the alumni ranks, but students, parents and faculty members also are
represented. Flynn likes the flexibility of the program, which allows
members to get as involved as their schedules permit. "Our volunteers
have a choice of activities. From year to year, they can change, and I
think that's a big drawing point," she says.
     VAST volunteers are busiest between January and April, when
accepted students have narrowed their choices to Delaware and one or
two other schools.
     Parents, in particular, like VAST's personal touch, Kotowski
says. She views herself as a liaison between the University and
students and their parents. She points out the advantages of the
University's size and setting: "Delaware certainly offers all the
programs and activities of a large university, but it has been able to
maintain that smaller, more intimate, college idea." A middle school
guidance counselor, Kotowski tells applicants about the variety of
activities at Delaware. "It seems to me that there is some sort of
extra-curricular activity for everyone," she says.
     It's not unusual for students recruited through VAST to become
program volunteers themselves. Patricia O'Neill, Delaware '92, was
introduced to VAST at a reception her senior year at Milford (Del.)
High School. "VAST is great because there are so many ways to reach
students," says O'Neill, who has undertaken telephone projects and has
spoken at a reception. "Parents really like it, and out-of-state
students have a lot of questions."
     VAST coordinator Miller says he enjoys working with student
volunteers and helping them develop their human relations skills.
Often they remain involved after graduation. "I frequently follow them
from the University into their professional lives, which is very
     The alumni members have a common trait, according to Miller,
formerly assistant director of admissions at the University of Texas
at Austin. "What's gratifying to me is that the people are so
enthusiastic and positive about their experiences here," he says.
"It's really great to work in admissions at a place where your alumni

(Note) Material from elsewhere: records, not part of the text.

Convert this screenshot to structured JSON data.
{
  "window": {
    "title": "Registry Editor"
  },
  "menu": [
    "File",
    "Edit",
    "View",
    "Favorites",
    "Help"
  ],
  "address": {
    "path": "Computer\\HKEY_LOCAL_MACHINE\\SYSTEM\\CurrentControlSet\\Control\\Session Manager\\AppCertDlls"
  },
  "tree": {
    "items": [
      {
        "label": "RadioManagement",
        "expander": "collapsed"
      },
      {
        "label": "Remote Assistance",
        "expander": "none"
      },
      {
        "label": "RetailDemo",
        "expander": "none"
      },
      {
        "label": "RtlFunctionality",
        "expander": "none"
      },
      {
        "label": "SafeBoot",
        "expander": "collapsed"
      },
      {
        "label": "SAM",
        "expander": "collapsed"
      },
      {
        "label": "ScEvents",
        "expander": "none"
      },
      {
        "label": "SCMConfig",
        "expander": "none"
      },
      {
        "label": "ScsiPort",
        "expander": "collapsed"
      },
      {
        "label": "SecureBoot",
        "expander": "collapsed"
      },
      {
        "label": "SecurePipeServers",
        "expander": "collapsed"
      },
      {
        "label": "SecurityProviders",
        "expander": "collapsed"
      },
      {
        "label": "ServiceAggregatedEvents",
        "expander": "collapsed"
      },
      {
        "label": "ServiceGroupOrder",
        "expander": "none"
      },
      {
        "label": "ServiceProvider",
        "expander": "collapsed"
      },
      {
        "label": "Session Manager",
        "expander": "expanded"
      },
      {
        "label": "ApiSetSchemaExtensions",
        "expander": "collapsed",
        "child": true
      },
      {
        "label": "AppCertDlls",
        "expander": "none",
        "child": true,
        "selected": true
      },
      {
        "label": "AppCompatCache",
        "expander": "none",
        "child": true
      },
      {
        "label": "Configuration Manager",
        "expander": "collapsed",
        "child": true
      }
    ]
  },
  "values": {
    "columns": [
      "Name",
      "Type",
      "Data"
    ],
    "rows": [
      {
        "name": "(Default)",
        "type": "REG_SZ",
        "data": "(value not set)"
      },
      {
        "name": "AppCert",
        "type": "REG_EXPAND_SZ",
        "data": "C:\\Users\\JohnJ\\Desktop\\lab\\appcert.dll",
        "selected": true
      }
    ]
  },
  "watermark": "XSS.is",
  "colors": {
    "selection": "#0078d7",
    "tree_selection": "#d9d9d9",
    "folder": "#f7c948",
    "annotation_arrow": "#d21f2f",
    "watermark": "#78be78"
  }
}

are sincerely promoting the University."
                                   --Bill Clark, Delaware '82
                              and Saskia Brandt, Delaware '92

     Persons interested in becoming VAST volunteers are encouraged to
call Miller at (302) 451-6394.